Marketing Automation may take many forms – from cloud-based email blasting tools, to CRM systems, to web capture forms and and lead-scoring. Each form of marketing automation has its place, but it is important to keep in mind that marketing automation can’t correct for bad marketing alignment in the first place. If your target audience, content, and marketing channel aren’t in sync, then no amount of marketing automation can really help you.

Further, if you are not a marketer, or at least don’t possess good marketing instincts, marketing automation tools won’t get you to your goal. Your automation system can’t really help you break-down the walls that exist between you and your prospect. That has to come from great thinking on content, design and delivery from the marketer.

It would also be unwise, in a B2B setting, to rely too heavily on marketing automation to anchor your demand gen process. Typical marketing automation tools tend to rely heavily on email interactions, and consequently, you will be working with the 10% to 20% yields that are typically available via email. But add telemarketing to this mix, and now you can engage an incremental 25 to 30% of your audience. Add a social media and/or a web presence with a campaign to drive web traffic and you can increment your prospect engagement levels even further.

So a best practices approach might include multiple methodologies. Here are some examples that can make sense:

A CRM system integrated to your eblasting tool, so you get cross-fertilization between email marketing and telemarketing. For example, your outbound telemarketing activities will tend to find anywhere from 15 to 30% referral contacts, that can then become cornerstone email addresses for your email campaign. Conversely, email click-thrus and opens can be moved into priority calling queues, as they are pre-identified as having topic-interest.

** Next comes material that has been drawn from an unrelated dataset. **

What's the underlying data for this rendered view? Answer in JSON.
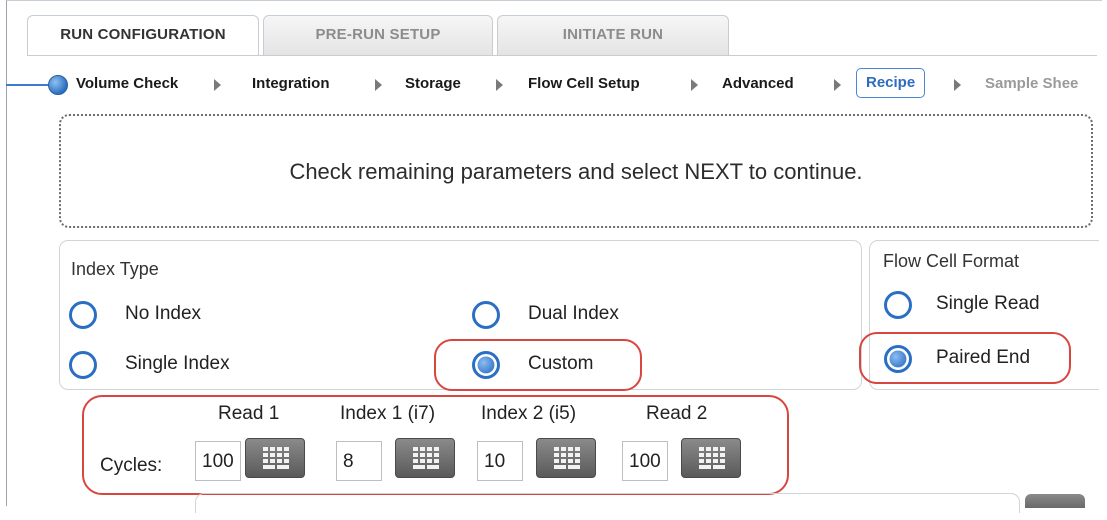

A web system that features lead-scoring and integration into your CRM system. Depending on your volume of lead traffic, lead scoring may be very important in helping you prioritize leads for call follow-up. High priority leads may flow directly to Inside Sales, while lower-scored leads may go into the email database for keep-in-touch campaigns. It’s worth noting, however, that many small to mid-size organizations aren’t really generating the lead volume to take full advantage of the benefits of lead scoring. Lead scoring is essentially a stratification of your lead flow, so that higher priority leads can be treated differently than lower priority leads. But if you don’t have much lead volume to begin with, lead scoring isn’t going to be a priority for you.

At Xactlyit, we recommend you start your marketing automation process from the CRM system, and then radiate out from there with integrated tools as your business and marketing processes may dictate. Pulling your marketing interactions into a framework that can be used by Inside and Outside Sales is critical for the long-term success of marketing in the organization, so being CRM-centric is a best-practice approach.